Posts Tagged ‘people’

Stop Judging and Start Supporting Others

Posted on: November 2nd, 2012 by Geoff Livingston 15 Comments

Good VS Evil
Image by Sabrintha Linda

You know the old glass is half full metaphor.

Well that applies to the way we talk and critique others. We can support the strong points someone offers, or we can tear them up.

This is particularly true of teams, communities and other group activities.

Harvard Business Review ran a great piece by Rosabeth Kanter a couple of months ago in which she talks abut creating a positive culture of respect.

“Winners can maintain high aspirations and act generously toward others,” said Kanter. “Losers are more likely to blame others and disdain them as mediocre, creating a culture of finger-pointing and infighting.”

This struck me. I’m not a good manager of people.

But one thing I have learned from those experiences that I apply to my online and work life is the need to focus on the positive. When I focus on people’s positive attributes and celebrate them publicly and privately things go so much smoother.

It’s not that I don’t see their negative sides. Believe me, I am a judgmental jerk, and the person I judge the most is myself. But when things are going well, I choose to ignore flaws.

This is true of when I’m a team player, too.

Conversely, the negativity of harsh judgment and criticism only makes for a bad situation. Even if I don’t voice that criticism, I really dislike participating in team efforts with people.

Notice that the people’s actual actions have very little to do with the outcome.

Rather, it has everything to do with whether I am judging them, or accepting them for who they are.

When I find myself in a negative place with others where things don’t look so rosy, I need to check my thinking.

Am I levying judgment or am I supporting others’ strengths?

What do you think of team play, positive and negative?

Klout versus Reality

Posted on: November 15th, 2010 by Geoff Livingston 19 Comments

Strong Arm on the Subway

“Spreading your content across multiple networks will now directly impact your Klout score. As on Twitter, our underlying premise for influence is not the number of friends or followers you have, but your ability to drive action. Create great content and engage with your network and you will see your Klout score continue to rise!”

This is the message Klout sent my friend Maddie Grant and myself when we added Facebook to our score. Great to hear successful spamming is rewarded with a strong Klout score.

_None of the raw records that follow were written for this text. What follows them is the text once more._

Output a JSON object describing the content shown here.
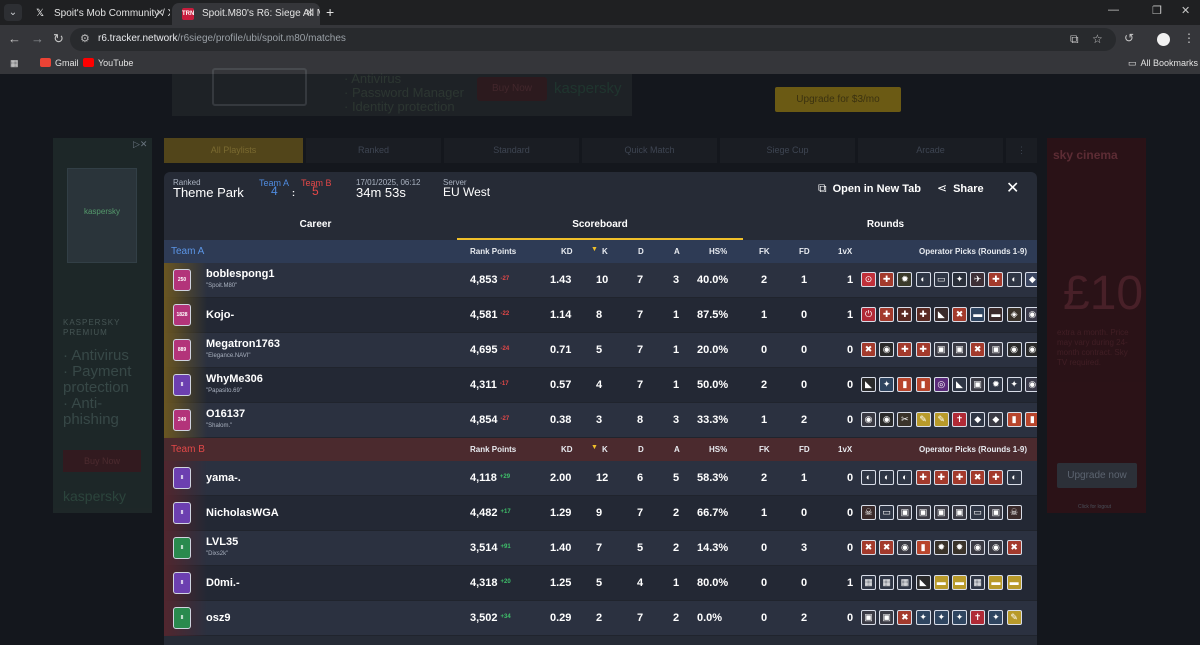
{
  "browser": {
    "tabs": [
      {
        "title": "Spoit's Mob Community / X",
        "icon": "x-logo-icon",
        "icon_char": "𝕏",
        "active": false
      },
      {
        "title": "Spoit.M80's R6: Siege All Matche",
        "icon": "r6-tracker-icon",
        "icon_char": "TRN",
        "active": true
      }
    ],
    "url_host": "r6.tracker.network",
    "url_path": "/r6siege/profile/ubi/spoit.m80/matches",
    "bookmarks": [
      {
        "label": "Gmail",
        "icon": "gmail-icon",
        "color": "#ea4335"
      },
      {
        "label": "YouTube",
        "icon": "youtube-icon",
        "color": "#ff0000"
      }
    ],
    "all_bookmarks": "All Bookmarks"
  },
  "background_page": {
    "playlists": [
      {
        "label": "All Playlists",
        "active": true
      },
      {
        "label": "Ranked",
        "active": false
      },
      {
        "label": "Standard",
        "active": false
      },
      {
        "label": "Quick Match",
        "active": false
      },
      {
        "label": "Siege Cup",
        "active": false
      },
      {
        "label": "Arcade",
        "active": false
      }
    ],
    "ad_top": {
      "lines": [
        "· Antivirus",
        "· Password Manager",
        "· Identity protection"
      ],
      "buy": "Buy Now",
      "brand": "kaspersky"
    },
    "upgrade_top": "Upgrade for $3/mo",
    "ad_left": {
      "product": "kaspersky",
      "premium": "KASPERSKY PREMIUM",
      "features": [
        "· Antivirus",
        "· Payment protection",
        "· Anti-phishing"
      ],
      "buy": "Buy Now",
      "brand": "kaspersky"
    },
    "ad_right": {
      "brand": "sky cinema",
      "price": "£10",
      "fine_print": "extra a month. Price may vary during 24-month contract. Sky TV required."
    },
    "upgrade_right": "Upgrade now",
    "right_note": "Click for logout"
  },
  "match": {
    "mode_label": "Ranked",
    "map": "Theme Park",
    "team_a_label": "Team A",
    "team_b_label": "Team B",
    "team_a_score": "4",
    "team_b_score": "5",
    "score_sep": ":",
    "datetime": "17/01/2025, 06:12",
    "duration": "34m 53s",
    "server_label": "Server",
    "server": "EU West",
    "open_new_tab": "Open in New Tab",
    "share": "Share",
    "tabs": [
      "Career",
      "Scoreboard",
      "Rounds"
    ],
    "active_tab": "Scoreboard"
  },
  "columns": {
    "rank_points": "Rank Points",
    "kd": "KD",
    "k": "K",
    "d": "D",
    "a": "A",
    "hs": "HS%",
    "fk": "FK",
    "fd": "FD",
    "onevx": "1vX",
    "ops": "Operator Picks (Rounds 1-9)"
  },
  "team_a": {
    "name": "Team A",
    "players": [
      {
        "name": "boblespong1",
        "sub": "\"Spoit.M80\"",
        "rank": "250",
        "rank_color": "pink",
        "rp": "4,853",
        "delta": "-27",
        "kd": "1.43",
        "k": "10",
        "d": "7",
        "a": "3",
        "hs": "40.0%",
        "fk": "2",
        "fd": "1",
        "onevx": "1",
        "ops": [
          [
            "#c0303a",
            "⊙"
          ],
          [
            "#a33a2c",
            "✚"
          ],
          [
            "#3a3a2a",
            "✹"
          ],
          [
            "#2f3645",
            "◐"
          ],
          [
            "#2f3645",
            "▭"
          ],
          [
            "#2a2f3a",
            "✦"
          ],
          [
            "#3d2f36",
            "✈"
          ],
          [
            "#a33a2c",
            "✚"
          ],
          [
            "#2f3645",
            "◐"
          ],
          [
            "#3a4560",
            "◆"
          ]
        ]
      },
      {
        "name": "Kojo-",
        "sub": "",
        "rank": "1828",
        "rank_color": "pink",
        "rp": "4,581",
        "delta": "-22",
        "kd": "1.14",
        "k": "8",
        "d": "7",
        "a": "1",
        "hs": "87.5%",
        "fk": "1",
        "fd": "0",
        "onevx": "1",
        "ops": [
          [
            "#b02a36",
            "⏻"
          ],
          [
            "#a33a2c",
            "✚"
          ],
          [
            "#5a2a22",
            "✚"
          ],
          [
            "#5a2a22",
            "✚"
          ],
          [
            "#3a2a2a",
            "◣"
          ],
          [
            "#a33a2c",
            "✖"
          ],
          [
            "#2f4560",
            "▬"
          ],
          [
            "#3a2a2a",
            "▬"
          ],
          [
            "#3a332a",
            "◈"
          ],
          [
            "#3a3a4a",
            "◉"
          ]
        ]
      },
      {
        "name": "Megatron1763",
        "sub": "\"Elegance.NAVI\"",
        "rank": "889",
        "rank_color": "pink",
        "rp": "4,695",
        "delta": "-24",
        "kd": "0.71",
        "k": "5",
        "d": "7",
        "a": "1",
        "hs": "20.0%",
        "fk": "0",
        "fd": "0",
        "onevx": "0",
        "ops": [
          [
            "#a33a2c",
            "✖"
          ],
          [
            "#2a2a2a",
            "◉"
          ],
          [
            "#a33a2c",
            "✚"
          ],
          [
            "#a33a2c",
            "✚"
          ],
          [
            "#3a3a44",
            "▣"
          ],
          [
            "#3a3a44",
            "▣"
          ],
          [
            "#a33a2c",
            "✖"
          ],
          [
            "#3a3a44",
            "▣"
          ],
          [
            "#2a2a2a",
            "◉"
          ],
          [
            "#2a2a2a",
            "◉"
          ]
        ]
      },
      {
        "name": "WhyMe306",
        "sub": "\"Papasito.69\"",
        "rank": "II",
        "rank_color": "purple",
        "rp": "4,311",
        "delta": "-17",
        "kd": "0.57",
        "k": "4",
        "d": "7",
        "a": "1",
        "hs": "50.0%",
        "fk": "2",
        "fd": "0",
        "onevx": "0",
        "ops": [
          [
            "#2a2a2a",
            "◣"
          ],
          [
            "#2f4560",
            "✦"
          ],
          [
            "#b8452c",
            "▮"
          ],
          [
            "#b8452c",
            "▮"
          ],
          [
            "#5a2a7a",
            "◎"
          ],
          [
            "#2f3645",
            "◣"
          ],
          [
            "#3a3a44",
            "▣"
          ],
          [
            "#2f3645",
            "✹"
          ],
          [
            "#2f3645",
            "✦"
          ],
          [
            "#3a3a4a",
            "◉"
          ]
        ]
      },
      {
        "name": "O16137",
        "sub": "\"Shalom.\"",
        "rank": "249",
        "rank_color": "pink",
        "rp": "4,854",
        "delta": "-27",
        "kd": "0.38",
        "k": "3",
        "d": "8",
        "a": "3",
        "hs": "33.3%",
        "fk": "1",
        "fd": "2",
        "onevx": "0",
        "ops": [
          [
            "#3a3a44",
            "◉"
          ],
          [
            "#2a2a2a",
            "◉"
          ],
          [
            "#3a332a",
            "✂"
          ],
          [
            "#b89a2a",
            "✎"
          ],
          [
            "#b89a2a",
            "✎"
          ],
          [
            "#b02a36",
            "✝"
          ],
          [
            "#2f3645",
            "◆"
          ],
          [
            "#3a3a44",
            "◆"
          ],
          [
            "#b8452c",
            "▮"
          ],
          [
            "#b8452c",
            "▮"
          ]
        ]
      }
    ]
  },
  "team_b": {
    "name": "Team B",
    "players": [
      {
        "name": "yama-.",
        "sub": "",
        "rank": "II",
        "rank_color": "purple",
        "rp": "4,118",
        "delta": "+29",
        "kd": "2.00",
        "k": "12",
        "d": "6",
        "a": "5",
        "hs": "58.3%",
        "fk": "2",
        "fd": "1",
        "onevx": "0",
        "ops": [
          [
            "#2f3645",
            "◐"
          ],
          [
            "#2f3645",
            "◐"
          ],
          [
            "#2f3645",
            "◐"
          ],
          [
            "#a33a2c",
            "✚"
          ],
          [
            "#a33a2c",
            "✚"
          ],
          [
            "#a33a2c",
            "✚"
          ],
          [
            "#a33a2c",
            "✖"
          ],
          [
            "#a33a2c",
            "✚"
          ],
          [
            "#2f3645",
            "◐"
          ]
        ]
      },
      {
        "name": "NicholasWGA",
        "sub": "",
        "rank": "II",
        "rank_color": "purple",
        "rp": "4,482",
        "delta": "+17",
        "kd": "1.29",
        "k": "9",
        "d": "7",
        "a": "2",
        "hs": "66.7%",
        "fk": "1",
        "fd": "0",
        "onevx": "0",
        "ops": [
          [
            "#3a2a2a",
            "☠"
          ],
          [
            "#2f3645",
            "▭"
          ],
          [
            "#3a3a44",
            "▣"
          ],
          [
            "#3a3a44",
            "▣"
          ],
          [
            "#3a3a44",
            "▣"
          ],
          [
            "#3a3a44",
            "▣"
          ],
          [
            "#2f3645",
            "▭"
          ],
          [
            "#3a3a44",
            "▣"
          ],
          [
            "#3a2a2a",
            "☠"
          ]
        ]
      },
      {
        "name": "LVL35",
        "sub": "\"Dixs2k\"",
        "rank": "II",
        "rank_color": "green",
        "rp": "3,514",
        "delta": "+91",
        "kd": "1.40",
        "k": "7",
        "d": "5",
        "a": "2",
        "hs": "14.3%",
        "fk": "0",
        "fd": "3",
        "onevx": "0",
        "ops": [
          [
            "#a33a2c",
            "✖"
          ],
          [
            "#a33a2c",
            "✖"
          ],
          [
            "#3a3a44",
            "◉"
          ],
          [
            "#b8452c",
            "▮"
          ],
          [
            "#3a332a",
            "✹"
          ],
          [
            "#3a332a",
            "✹"
          ],
          [
            "#3a3a44",
            "◉"
          ],
          [
            "#3a3a44",
            "◉"
          ],
          [
            "#a33a2c",
            "✖"
          ]
        ]
      },
      {
        "name": "D0mi.-",
        "sub": "",
        "rank": "II",
        "rank_color": "purple",
        "rp": "4,318",
        "delta": "+20",
        "kd": "1.25",
        "k": "5",
        "d": "4",
        "a": "1",
        "hs": "80.0%",
        "fk": "0",
        "fd": "0",
        "onevx": "1",
        "ops": [
          [
            "#2f3645",
            "▦"
          ],
          [
            "#2f3645",
            "▦"
          ],
          [
            "#2f3645",
            "▦"
          ],
          [
            "#2a2a2a",
            "◣"
          ],
          [
            "#b89a2a",
            "▬"
          ],
          [
            "#b89a2a",
            "▬"
          ],
          [
            "#2f3645",
            "▦"
          ],
          [
            "#b89a2a",
            "▬"
          ],
          [
            "#b89a2a",
            "▬"
          ]
        ]
      },
      {
        "name": "osz9",
        "sub": "",
        "rank": "II",
        "rank_color": "green",
        "rp": "3,502",
        "delta": "+34",
        "kd": "0.29",
        "k": "2",
        "d": "7",
        "a": "2",
        "hs": "0.0%",
        "fk": "0",
        "fd": "2",
        "onevx": "0",
        "ops": [
          [
            "#3a3a44",
            "▣"
          ],
          [
            "#3a3a44",
            "▣"
          ],
          [
            "#a33a2c",
            "✖"
          ],
          [
            "#2f4560",
            "✦"
          ],
          [
            "#2f4560",
            "✦"
          ],
          [
            "#2f4560",
            "✦"
          ],
          [
            "#b02a36",
            "✝"
          ],
          [
            "#2f4560",
            "✦"
          ],
          [
            "#b89a2a",
            "✎"
          ]
        ]
      }
    ]
  }
}
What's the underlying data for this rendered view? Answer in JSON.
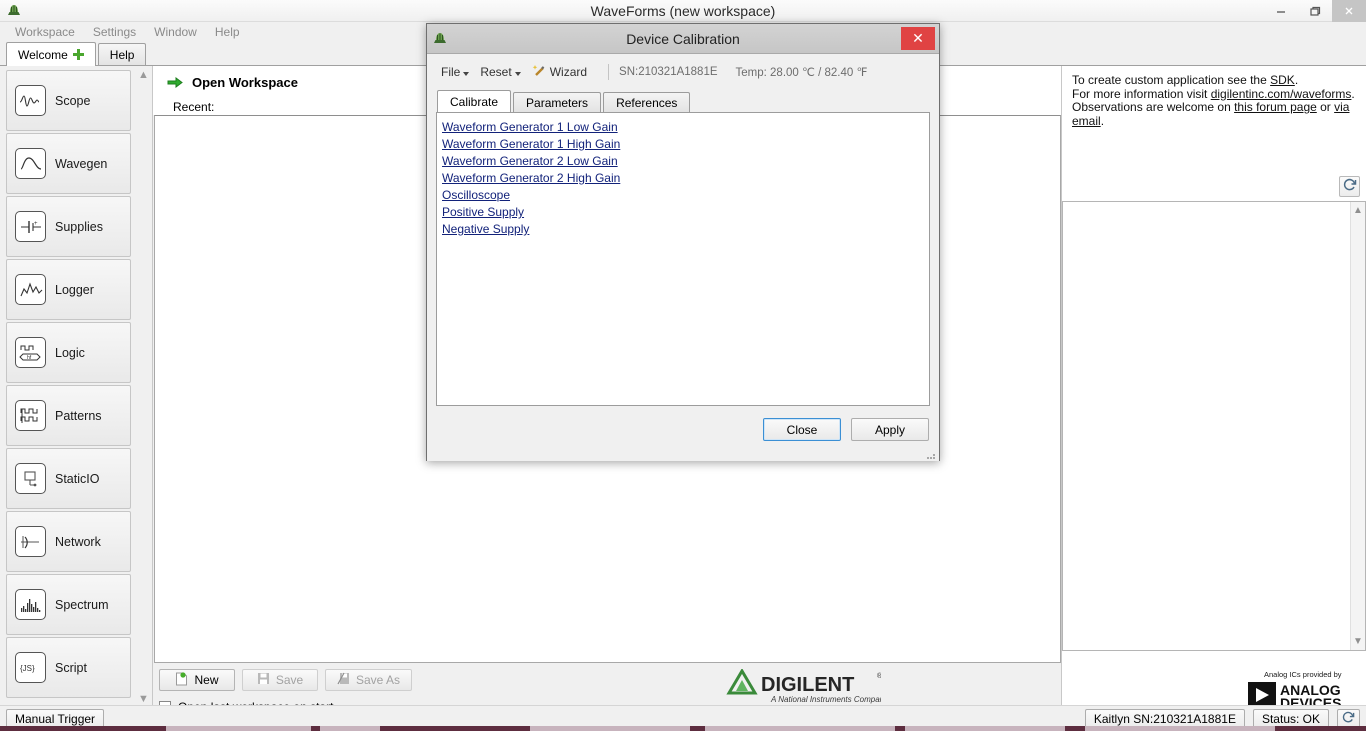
{
  "window": {
    "title": "WaveForms  (new workspace)",
    "icon": "waveforms-app-icon",
    "controls": {
      "minimize": "minimize-icon",
      "restore": "restore-icon",
      "close": "close-icon"
    }
  },
  "menubar": {
    "items": [
      "Workspace",
      "Settings",
      "Window",
      "Help"
    ]
  },
  "tabs": [
    {
      "label": "Welcome",
      "active": true,
      "has_plus": true
    },
    {
      "label": "Help",
      "active": false,
      "has_plus": false
    }
  ],
  "sidebar": {
    "items": [
      {
        "label": "Scope",
        "icon": "scope-icon"
      },
      {
        "label": "Wavegen",
        "icon": "wavegen-icon"
      },
      {
        "label": "Supplies",
        "icon": "supplies-icon"
      },
      {
        "label": "Logger",
        "icon": "logger-icon"
      },
      {
        "label": "Logic",
        "icon": "logic-icon"
      },
      {
        "label": "Patterns",
        "icon": "patterns-icon"
      },
      {
        "label": "StaticIO",
        "icon": "staticio-icon"
      },
      {
        "label": "Network",
        "icon": "network-icon"
      },
      {
        "label": "Spectrum",
        "icon": "spectrum-icon"
      },
      {
        "label": "Script",
        "icon": "script-icon"
      }
    ],
    "scroll_up": "▲",
    "scroll_down": "▼"
  },
  "workspace": {
    "open_label": "Open Workspace",
    "recent_label": "Recent:",
    "buttons": [
      {
        "label": "New",
        "icon": "new-doc-icon",
        "enabled": true
      },
      {
        "label": "Save",
        "icon": "floppy-icon",
        "enabled": false
      },
      {
        "label": "Save As",
        "icon": "save-as-icon",
        "enabled": false
      }
    ],
    "checkbox": {
      "label": "Open last workspace on start",
      "checked": false
    }
  },
  "branding": {
    "digilent": {
      "name": "DIGILENT",
      "tagline": "A National Instruments Company"
    },
    "analog": {
      "prefix": "Analog ICs provided by",
      "line1": "ANALOG",
      "line2": "DEVICES"
    }
  },
  "info_panel": {
    "line1_pre": "To create custom application see the ",
    "line1_link": "SDK",
    "line1_post": ".",
    "line2_pre": "For more information visit ",
    "line2_link": "digilentinc.com/waveforms",
    "line2_post": ".",
    "line3_pre": "Observations are welcome on ",
    "line3_link1": "this forum page",
    "line3_mid": " or ",
    "line3_link2": "via email",
    "line3_post": ".",
    "refresh_icon": "refresh-icon"
  },
  "statusbar": {
    "manual_trigger": "Manual Trigger",
    "device": "Kaitlyn SN:210321A1881E",
    "status": "Status: OK",
    "settings_icon": "device-settings-icon"
  },
  "dialog": {
    "title": "Device Calibration",
    "icon": "waveforms-app-icon",
    "close_label": "✕",
    "toolbar": {
      "file": "File",
      "reset": "Reset",
      "wizard": "Wizard",
      "wizard_icon": "magic-wand-icon",
      "serial": "SN:210321A1881E",
      "temperature": "Temp: 28.00 ℃ / 82.40 ℉"
    },
    "tabs": [
      {
        "label": "Calibrate",
        "active": true
      },
      {
        "label": "Parameters",
        "active": false
      },
      {
        "label": "References",
        "active": false
      }
    ],
    "calibration_links": [
      "Waveform Generator 1 Low Gain",
      "Waveform Generator 1 High Gain",
      "Waveform Generator 2 Low Gain",
      "Waveform Generator 2 High Gain",
      "Oscilloscope",
      "Positive Supply",
      "Negative Supply"
    ],
    "actions": [
      {
        "label": "Close",
        "focused": true
      },
      {
        "label": "Apply",
        "focused": false
      }
    ]
  },
  "colors": {
    "accent_red": "#e04343",
    "link_blue": "#12227a",
    "green": "#4aa72e",
    "taskbar": "#5d2d3f"
  }
}
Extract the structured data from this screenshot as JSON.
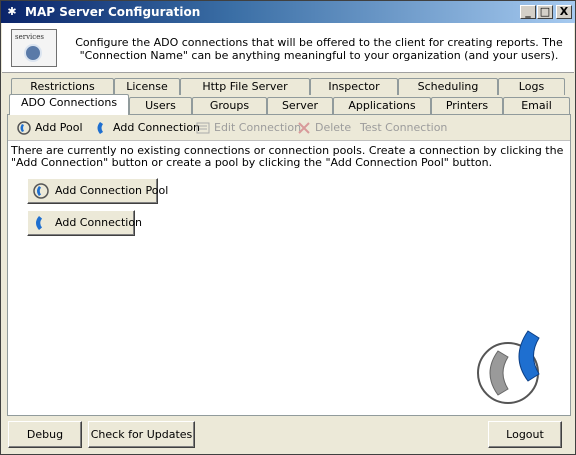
{
  "window": {
    "title": "MAP Server Configuration",
    "controls": {
      "minimize": "_",
      "maximize": "□",
      "close": "X"
    }
  },
  "header": {
    "description": "Configure the ADO connections that will be offered to the client for creating reports.  The \"Connection Name\" can be anything meaningful to your organization (and your users).",
    "logo_text": "services"
  },
  "tabs": {
    "row_back": [
      "Restrictions",
      "License",
      "Http File Server",
      "Inspector",
      "Scheduling",
      "Logs"
    ],
    "row_front": [
      "ADO Connections",
      "Users",
      "Groups",
      "Server",
      "Applications",
      "Printers",
      "Email"
    ],
    "selected": "ADO Connections"
  },
  "toolbar": {
    "add_pool": "Add Pool",
    "add_connection": "Add Connection",
    "edit_connection": "Edit Connection",
    "delete": "Delete",
    "test_connection": "Test Connection"
  },
  "main": {
    "message": "There are currently no existing connections or connection pools.  Create a connection by clicking the \"Add Connection\" button or create a pool by clicking the \"Add Connection Pool\" button.",
    "add_connection_pool_button": "Add Connection Pool",
    "add_connection_button": "Add Connection"
  },
  "footer": {
    "debug": "Debug",
    "check_updates": "Check for Updates",
    "logout": "Logout"
  },
  "colors": {
    "title_gradient_start": "#0a246a",
    "phone_blue": "#1e6fd0",
    "phone_gray": "#9a9a9a"
  }
}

Klout’s become a bit of a well-discussed defacto influence measure. But even though it takes a wide variety of mainstream social network measures — including retweeting, conversation, Facebook comments, and updates scores monthly — I wonder how effective it really is.


For example, consider my Klout profile. Even though it was just updated, it lists Live Earth as one my primary influencers. This is because I RTed Live Earth every week at least once until last May. But Klout has failed to 1) update my profile to reflect current influencers and, more importantly, 2) understand why someone may be cited frequently. I was primarily RTing Live Earth because they were publishing my blog posts! So was I really influenced by myself? Even I am not that nihilistic.

There are other profiles in the influenced by/influencer of categories that I seriously question, too. I suppose that is to be expected from an algorithm. I also suppose it is to much to expect Klout to capture the zeitgeist, a moment when someone becomes suddenly influential due to an act or a situation.

There is really a lot to criticize about Klout. I agree with Mark Krynsky in particular that Klout needs data elements in addition to a better understanding of why people interact with each other. In addition, as KD Paine says, data can only take you so far, there’s a need for human analysis.

But more criticism is deserved, specifically to the communicators who have given Klout so much credence. While an interesting metric, it can tell you as much about people and their social networks as a barometer reading can tell a layperson about the weather. Consider the source.